» What is needed:
How many lines in the data below have the string "Hagerman"? Reply with the number alone.

——

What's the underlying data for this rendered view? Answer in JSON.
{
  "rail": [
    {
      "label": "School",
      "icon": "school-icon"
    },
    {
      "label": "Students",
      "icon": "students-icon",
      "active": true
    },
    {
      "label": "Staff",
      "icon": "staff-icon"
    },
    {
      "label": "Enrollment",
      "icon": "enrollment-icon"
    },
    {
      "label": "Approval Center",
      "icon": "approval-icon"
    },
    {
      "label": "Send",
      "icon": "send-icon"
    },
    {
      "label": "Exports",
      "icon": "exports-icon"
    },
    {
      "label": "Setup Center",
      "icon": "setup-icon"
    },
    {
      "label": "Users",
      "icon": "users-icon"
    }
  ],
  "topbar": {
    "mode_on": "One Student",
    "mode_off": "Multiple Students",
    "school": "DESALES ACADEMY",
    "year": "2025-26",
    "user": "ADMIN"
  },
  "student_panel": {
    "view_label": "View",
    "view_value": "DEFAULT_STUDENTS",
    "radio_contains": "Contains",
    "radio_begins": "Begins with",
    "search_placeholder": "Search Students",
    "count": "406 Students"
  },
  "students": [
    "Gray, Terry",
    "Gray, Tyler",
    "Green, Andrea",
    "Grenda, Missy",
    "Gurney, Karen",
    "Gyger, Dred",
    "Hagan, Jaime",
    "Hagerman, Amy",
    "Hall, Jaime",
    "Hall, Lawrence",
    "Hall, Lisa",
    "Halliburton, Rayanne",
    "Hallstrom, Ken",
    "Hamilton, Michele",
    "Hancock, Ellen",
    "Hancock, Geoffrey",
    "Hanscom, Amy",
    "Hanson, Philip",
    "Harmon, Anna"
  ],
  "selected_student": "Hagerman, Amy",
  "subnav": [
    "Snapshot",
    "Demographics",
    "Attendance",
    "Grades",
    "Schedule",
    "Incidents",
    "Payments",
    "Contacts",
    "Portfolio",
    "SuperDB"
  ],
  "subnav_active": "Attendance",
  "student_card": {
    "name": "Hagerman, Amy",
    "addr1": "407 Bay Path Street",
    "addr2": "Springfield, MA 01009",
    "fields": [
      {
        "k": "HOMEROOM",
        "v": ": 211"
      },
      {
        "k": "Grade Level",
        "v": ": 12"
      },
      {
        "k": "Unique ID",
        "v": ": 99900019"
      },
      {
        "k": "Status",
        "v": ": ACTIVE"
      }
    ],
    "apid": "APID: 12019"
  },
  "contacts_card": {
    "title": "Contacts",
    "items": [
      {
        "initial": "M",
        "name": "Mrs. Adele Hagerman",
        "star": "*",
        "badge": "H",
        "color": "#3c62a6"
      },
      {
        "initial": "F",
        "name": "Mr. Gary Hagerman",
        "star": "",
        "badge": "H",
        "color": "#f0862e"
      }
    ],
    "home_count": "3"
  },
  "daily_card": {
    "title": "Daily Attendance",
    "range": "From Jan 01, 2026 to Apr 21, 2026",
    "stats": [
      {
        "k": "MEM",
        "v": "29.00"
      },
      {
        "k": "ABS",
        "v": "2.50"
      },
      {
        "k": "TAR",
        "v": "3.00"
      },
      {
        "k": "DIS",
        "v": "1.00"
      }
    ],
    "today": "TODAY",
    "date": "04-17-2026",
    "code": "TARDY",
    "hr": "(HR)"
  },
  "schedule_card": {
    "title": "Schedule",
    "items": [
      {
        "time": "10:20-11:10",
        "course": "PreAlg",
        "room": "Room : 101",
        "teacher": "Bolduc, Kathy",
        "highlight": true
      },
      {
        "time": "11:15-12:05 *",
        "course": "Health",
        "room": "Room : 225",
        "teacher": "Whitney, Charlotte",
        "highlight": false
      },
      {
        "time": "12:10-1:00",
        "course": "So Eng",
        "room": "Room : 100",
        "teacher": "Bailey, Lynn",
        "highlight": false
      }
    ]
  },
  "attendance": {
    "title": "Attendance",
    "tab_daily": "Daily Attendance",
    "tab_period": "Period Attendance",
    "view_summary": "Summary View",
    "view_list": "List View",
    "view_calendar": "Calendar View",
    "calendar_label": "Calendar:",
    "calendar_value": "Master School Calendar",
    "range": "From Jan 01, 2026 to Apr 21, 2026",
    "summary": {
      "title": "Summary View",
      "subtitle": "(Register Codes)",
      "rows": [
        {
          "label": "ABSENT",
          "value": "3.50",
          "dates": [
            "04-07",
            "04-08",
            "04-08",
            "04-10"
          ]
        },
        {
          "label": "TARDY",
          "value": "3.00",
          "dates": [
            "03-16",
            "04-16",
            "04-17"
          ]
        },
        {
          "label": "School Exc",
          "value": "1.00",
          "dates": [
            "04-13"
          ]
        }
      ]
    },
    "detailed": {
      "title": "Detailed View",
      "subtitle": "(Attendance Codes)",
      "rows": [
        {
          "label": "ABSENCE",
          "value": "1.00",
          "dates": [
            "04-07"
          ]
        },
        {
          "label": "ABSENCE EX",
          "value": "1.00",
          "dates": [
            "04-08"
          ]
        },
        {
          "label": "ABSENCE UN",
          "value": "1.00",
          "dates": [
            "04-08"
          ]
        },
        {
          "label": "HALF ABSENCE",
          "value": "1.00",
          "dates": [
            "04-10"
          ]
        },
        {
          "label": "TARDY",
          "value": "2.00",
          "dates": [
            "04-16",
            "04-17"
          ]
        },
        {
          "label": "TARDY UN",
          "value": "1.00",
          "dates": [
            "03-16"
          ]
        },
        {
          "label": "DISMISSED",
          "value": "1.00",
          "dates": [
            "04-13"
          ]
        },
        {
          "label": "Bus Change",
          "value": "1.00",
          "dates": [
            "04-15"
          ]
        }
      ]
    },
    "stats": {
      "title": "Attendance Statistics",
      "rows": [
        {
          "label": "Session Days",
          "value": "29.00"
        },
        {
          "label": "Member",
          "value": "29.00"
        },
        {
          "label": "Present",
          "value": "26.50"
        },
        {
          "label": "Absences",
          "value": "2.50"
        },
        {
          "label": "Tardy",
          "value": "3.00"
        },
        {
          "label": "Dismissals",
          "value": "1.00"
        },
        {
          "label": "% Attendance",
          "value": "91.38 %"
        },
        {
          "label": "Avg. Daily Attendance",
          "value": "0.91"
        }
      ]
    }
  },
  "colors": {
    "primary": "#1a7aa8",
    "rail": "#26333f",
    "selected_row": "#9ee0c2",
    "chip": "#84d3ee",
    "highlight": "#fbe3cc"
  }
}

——

» Answer box:
5